Also known as the father of theoretical computer science and artificial intelligence, Alan Turing was an England-based mathematician, computer scientist, logician, cryptanalyst, philosopher, and theoretical biologist. Alan Turing was intelligent by birth and showed signs of genius.
He attended a day school at the age of 6. School staff including the headmistress admitted his early talent and accepted the extraordinary traits he had.
Tiring enrolled in Sherborne, a boarding school. As soon as the term began, 1926 General Strike, a strike to prevent wage reductions and worsening conditions for locked-out coal miners, took place. But he was so determined to attend the school that he rode his bicycle, alone and covered a distance of 92 km.
In Sherborne, he faced difficulties, as he was more interested in mathematics and physics, but teachers at his school wanted him to study and focus on classics, saying it is necessary to be ‘educated. Still, he continued to study, focusing more on mathematics and physics.
He could solve advanced problems without even studying elementary calculus. During this period, he encountered the death of his only friend, Christopher Morcom, which caused him great sorrow. He overcame that grief by working hard on that part of mathematics and physics that he used to study with his friend.
Alan Turing enrolled in King’s College, Cambridge, and received first-class honours in mathematics.
Alan Turing became the leading member in the cracking of German ciphers at Bletchley Park, the principal center of Allied code-breaking during the Second World War.
Asa Briggs, a historian, and wartime codebreaker suggested that only a genius can work at Bletchley and Turing is one of them.
Alan Turing started working part-time with the British code-breaking committee, Government Code and Cypher School (GC&CS) and worked side by side with Dilly Knox, a senior code-breaker at GC&CS.
Turing specified an electromechanical machine, the bombe, which was more efficient than the Polish bomba kryptologiczna, and it could break the Enigma code more effectively. He achieved this within a few weeks after his arrival at Bletchley Park.

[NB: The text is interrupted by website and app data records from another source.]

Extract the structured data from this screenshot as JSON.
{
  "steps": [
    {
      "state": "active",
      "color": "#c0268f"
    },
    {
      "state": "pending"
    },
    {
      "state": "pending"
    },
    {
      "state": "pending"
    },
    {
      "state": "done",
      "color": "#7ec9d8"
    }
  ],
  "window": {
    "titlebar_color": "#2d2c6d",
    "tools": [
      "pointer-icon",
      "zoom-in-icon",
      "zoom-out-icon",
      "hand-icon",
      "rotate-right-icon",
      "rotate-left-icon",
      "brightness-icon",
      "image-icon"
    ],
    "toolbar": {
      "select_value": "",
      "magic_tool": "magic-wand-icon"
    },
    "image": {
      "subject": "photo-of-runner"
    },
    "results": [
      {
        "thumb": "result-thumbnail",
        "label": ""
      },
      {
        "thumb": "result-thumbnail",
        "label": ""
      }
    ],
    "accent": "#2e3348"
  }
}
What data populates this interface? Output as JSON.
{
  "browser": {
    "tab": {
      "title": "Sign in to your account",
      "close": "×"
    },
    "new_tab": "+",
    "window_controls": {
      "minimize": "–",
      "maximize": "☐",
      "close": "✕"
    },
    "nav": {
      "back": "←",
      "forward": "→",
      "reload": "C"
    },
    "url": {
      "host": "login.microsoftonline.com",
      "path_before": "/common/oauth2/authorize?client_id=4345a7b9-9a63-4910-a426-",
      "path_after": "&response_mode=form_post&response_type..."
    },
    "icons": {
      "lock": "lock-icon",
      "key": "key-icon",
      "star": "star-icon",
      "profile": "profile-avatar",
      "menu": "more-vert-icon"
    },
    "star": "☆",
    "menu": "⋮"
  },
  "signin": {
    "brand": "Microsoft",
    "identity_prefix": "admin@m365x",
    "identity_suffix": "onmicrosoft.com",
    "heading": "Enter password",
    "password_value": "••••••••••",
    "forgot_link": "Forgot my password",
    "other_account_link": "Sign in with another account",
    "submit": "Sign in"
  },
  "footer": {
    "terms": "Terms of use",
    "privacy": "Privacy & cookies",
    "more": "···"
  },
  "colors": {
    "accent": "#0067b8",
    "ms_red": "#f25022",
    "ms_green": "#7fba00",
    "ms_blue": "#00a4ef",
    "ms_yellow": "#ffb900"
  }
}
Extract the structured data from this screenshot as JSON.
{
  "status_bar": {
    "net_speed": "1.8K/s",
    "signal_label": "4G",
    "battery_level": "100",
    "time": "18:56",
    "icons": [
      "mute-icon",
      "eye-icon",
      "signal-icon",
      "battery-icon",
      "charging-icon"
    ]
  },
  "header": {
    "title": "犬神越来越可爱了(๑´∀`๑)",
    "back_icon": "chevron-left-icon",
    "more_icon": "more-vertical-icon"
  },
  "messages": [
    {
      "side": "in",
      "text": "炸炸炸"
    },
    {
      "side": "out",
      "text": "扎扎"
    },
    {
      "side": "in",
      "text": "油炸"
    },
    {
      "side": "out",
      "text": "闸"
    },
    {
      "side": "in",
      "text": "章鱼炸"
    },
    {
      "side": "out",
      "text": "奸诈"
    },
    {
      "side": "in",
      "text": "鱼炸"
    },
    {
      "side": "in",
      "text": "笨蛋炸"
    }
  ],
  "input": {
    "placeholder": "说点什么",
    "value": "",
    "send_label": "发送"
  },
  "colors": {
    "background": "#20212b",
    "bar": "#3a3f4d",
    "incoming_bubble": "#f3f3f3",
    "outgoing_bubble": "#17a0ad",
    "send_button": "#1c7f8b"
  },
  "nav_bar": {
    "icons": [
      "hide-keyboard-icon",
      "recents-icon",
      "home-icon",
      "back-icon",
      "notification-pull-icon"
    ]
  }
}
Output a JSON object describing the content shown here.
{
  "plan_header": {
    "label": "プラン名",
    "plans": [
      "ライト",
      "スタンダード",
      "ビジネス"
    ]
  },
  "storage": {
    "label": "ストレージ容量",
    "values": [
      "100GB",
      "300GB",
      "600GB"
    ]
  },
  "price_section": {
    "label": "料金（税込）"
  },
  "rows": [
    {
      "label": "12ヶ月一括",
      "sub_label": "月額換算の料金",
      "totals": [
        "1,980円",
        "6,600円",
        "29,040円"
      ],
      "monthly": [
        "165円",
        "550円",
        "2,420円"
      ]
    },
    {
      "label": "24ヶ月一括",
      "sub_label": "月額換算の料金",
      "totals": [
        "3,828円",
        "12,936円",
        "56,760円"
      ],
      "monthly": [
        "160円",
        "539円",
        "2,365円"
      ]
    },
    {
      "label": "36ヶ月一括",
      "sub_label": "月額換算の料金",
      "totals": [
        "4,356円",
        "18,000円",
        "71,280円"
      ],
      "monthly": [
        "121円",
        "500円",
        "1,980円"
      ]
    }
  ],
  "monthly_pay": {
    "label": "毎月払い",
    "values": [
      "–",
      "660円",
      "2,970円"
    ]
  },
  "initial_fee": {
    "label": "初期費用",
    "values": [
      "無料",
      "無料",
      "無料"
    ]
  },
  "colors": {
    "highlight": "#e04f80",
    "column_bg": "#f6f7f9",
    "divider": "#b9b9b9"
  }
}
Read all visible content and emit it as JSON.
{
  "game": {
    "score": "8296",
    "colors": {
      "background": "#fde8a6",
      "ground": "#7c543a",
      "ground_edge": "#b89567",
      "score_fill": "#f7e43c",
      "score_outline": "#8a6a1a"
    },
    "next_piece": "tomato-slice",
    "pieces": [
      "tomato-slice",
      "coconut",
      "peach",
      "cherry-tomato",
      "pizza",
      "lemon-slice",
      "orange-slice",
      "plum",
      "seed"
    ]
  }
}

Although they could crack all the signals, Turing and other cryptanalysts working with him faced problems in translating all the signals because of limited staff and bombs.
They wrote a letter to Winston Churchill, who was serving as the president at that time, explaining to him the situation and demanding their requirements to be fulfilled. They received an instant response and their requirements were given extreme priority.
As soon as all their demands were met, they began working hard and by the end of the war, they had developed more than 200 bombes, which were being operated.
Alan Turing’s work shortened the war by two years in Europe and saved more than 14 million lives.
After the war, Turing was employed at the National Physical Laboratory and designed the Automatic Computing Engine (ACE). Later he worked at the Victoria University of Manchester and developed Manchester computers.
Turing was never completely perceived in his home country during his lifetime since a lot of his work was covered by the Official Secrets Act.
He was prosecuted for homosexual acts. He was given chemical castration treatment. He died before turning 42, from cyanide poisoning. People suspect that it was a suicide and some say it was accidental poisoning.